→ Problem to solve
Look through the entries. Copy each line that has the word "text".

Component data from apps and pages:

★ ★ ★ ★

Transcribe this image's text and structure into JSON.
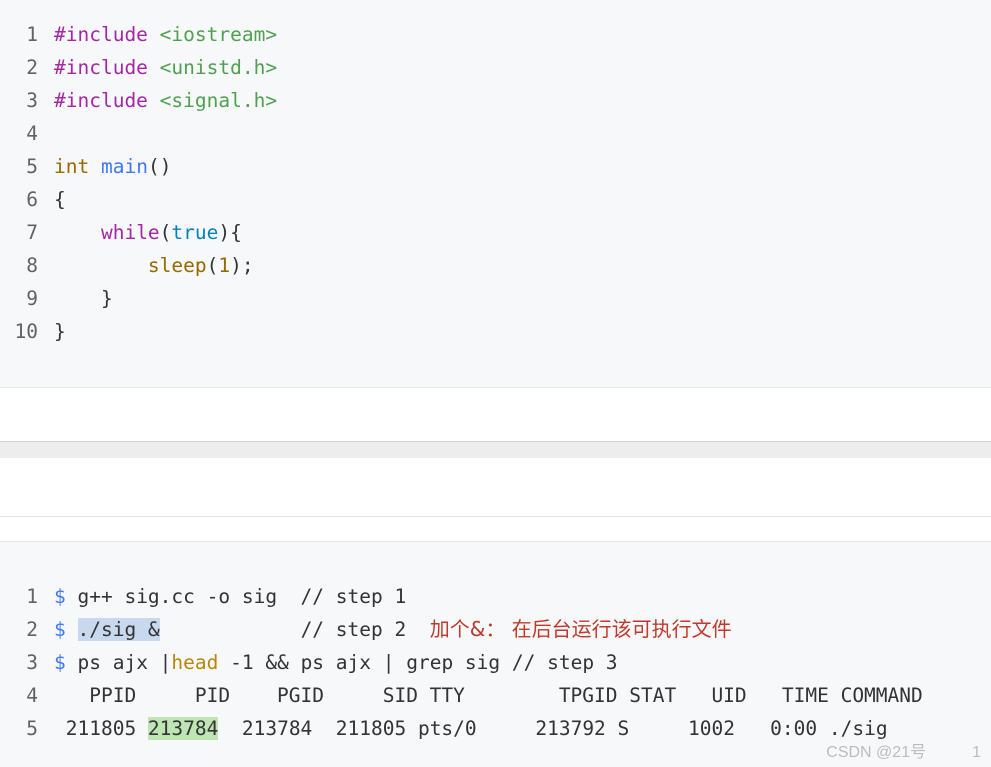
{
  "top_code": {
    "lines": [
      {
        "n": "1",
        "t1": "#include",
        "t2": " ",
        "t3": "<iostream>"
      },
      {
        "n": "2",
        "t1": "#include",
        "t2": " ",
        "t3": "<unistd.h>"
      },
      {
        "n": "3",
        "t1": "#include",
        "t2": " ",
        "t3": "<signal.h>"
      },
      {
        "n": "4"
      },
      {
        "n": "5",
        "t1": "int",
        "t2": " ",
        "t3": "main",
        "t4": "()"
      },
      {
        "n": "6",
        "t1": "{"
      },
      {
        "n": "7",
        "indent": "    ",
        "t1": "while",
        "t2": "(",
        "t3": "true",
        "t4": "){"
      },
      {
        "n": "8",
        "indent": "        ",
        "t1": "sleep",
        "t2": "(",
        "t3": "1",
        "t4": ");"
      },
      {
        "n": "9",
        "indent": "    ",
        "t1": "}"
      },
      {
        "n": "10",
        "t1": "}"
      }
    ]
  },
  "bottom_code": {
    "lines": [
      {
        "n": "1",
        "prompt": "$",
        "text": " g++ sig.cc -o sig  // step 1"
      },
      {
        "n": "2",
        "prompt": "$",
        "sel": "./sig &",
        "text": "            // step 2  ",
        "note": "加个&： 在后台运行该可执行文件"
      },
      {
        "n": "3",
        "prompt": "$",
        "a": " ps ajx |",
        "head": "head",
        "b": " -1 && ps ajx | grep sig // step 3"
      },
      {
        "n": "4",
        "text": "   PPID     PID    PGID     SID TTY        TPGID STAT   UID   TIME COMMAND"
      },
      {
        "n": "5",
        "pre": " 211805 ",
        "pid": "213784",
        "post": "  213784  211805 pts/0     213792 S     1002   0:00 ./sig"
      }
    ]
  },
  "watermark": "CSDN @21号",
  "watermark_tail": "1"
}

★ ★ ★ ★

→ Written answer
Transcribe this image's text and structure into JSON.
        "text": " g++ sig.cc -o sig  // step 1"
        "text": "            // step 2  ",
        "text": "   PPID     PID    PGID     SID TTY        TPGID STAT   UID   TIME COMMAND"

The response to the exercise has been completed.